It’s good to keep in mind, Halavais said, that most people trolling on social media treat it like a game.
“This is their bowling league,” Halavais said. “Their community is being a horrible person online.”
The student organizers said they have learned to separate internet noise from their real lives.
Lindsay Schawelson, 18, said that when she first started reading negative comments, they seared her. Now they embolden her.
“Loudmouth kids” seize power
The Parkland survivors have become adept at social media. One sent a pained tweet to President Donald Trump in the hours after Feb. 14 shooting that killed 17 students and staff.
On a national scale, Parkland survivor David Hogg has successfully leveraged his social influence to urge his followers to boycott companies with ties to the National Rifle Association.
After Fox News host Laura Ingraham tweeted about Hogg being rejected by four colleges and “whining” about it, he called for advertisers to drop her. And more than a dozen did.
And although the Phoenix March for Our Lives teenagers don’t have that kind of pull, they still use social media to call their followers to action, announce their next steps and make their views clear to Arizona Gov. Doug Ducey, who has so far refused to meet with them.
Martinez said their presence on social media platforms helped them organize a 15,000-person march last month, conduct voter registration drives and coordinate a “die-in” planned for Friday at the Capitol.
“Particularly in this movement, you see young people getting a voice,” Halavais said.

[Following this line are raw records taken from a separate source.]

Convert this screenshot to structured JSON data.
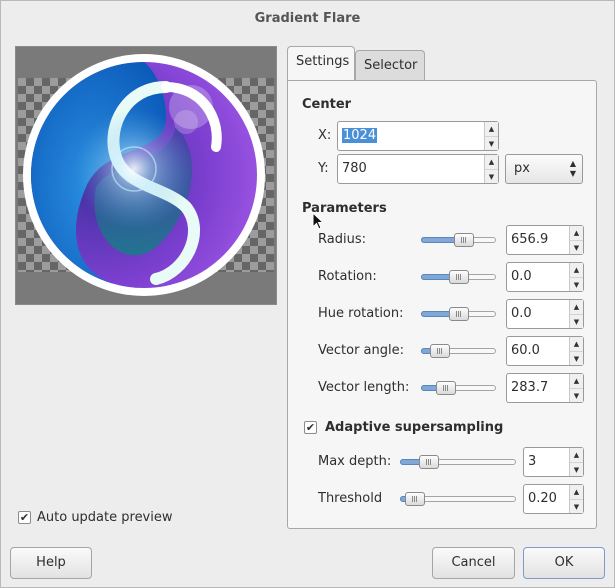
{
  "window": {
    "title": "Gradient Flare"
  },
  "tabs": [
    {
      "label": "Settings"
    },
    {
      "label": "Selector"
    }
  ],
  "center": {
    "heading": "Center",
    "x_label": "X:",
    "x_value": "1024",
    "y_label": "Y:",
    "y_value": "780",
    "unit": "px"
  },
  "parameters": {
    "heading": "Parameters",
    "rows": [
      {
        "label": "Radius:",
        "value": "656.9",
        "level": 0.6
      },
      {
        "label": "Rotation:",
        "value": "0.0",
        "level": 0.5
      },
      {
        "label": "Hue rotation:",
        "value": "0.0",
        "level": 0.5
      },
      {
        "label": "Vector angle:",
        "value": "60.0",
        "level": 0.17
      },
      {
        "label": "Vector length:",
        "value": "283.7",
        "level": 0.28
      }
    ]
  },
  "supersampling": {
    "label": "Adaptive supersampling",
    "checked": true,
    "rows": [
      {
        "label": "Max depth:",
        "value": "3",
        "level": 0.2
      },
      {
        "label": "Threshold",
        "value": "0.20",
        "level": 0.05
      }
    ]
  },
  "auto_update": {
    "label": "Auto update preview",
    "checked": true
  },
  "buttons": {
    "help": "Help",
    "cancel": "Cancel",
    "ok": "OK"
  },
  "colors": {
    "accent": "#4a90d9",
    "slider_fill": "#7fa8d8"
  }
}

He said young people have changed the public conversation in other grassroots movements but never “this quickly and with this much skill.”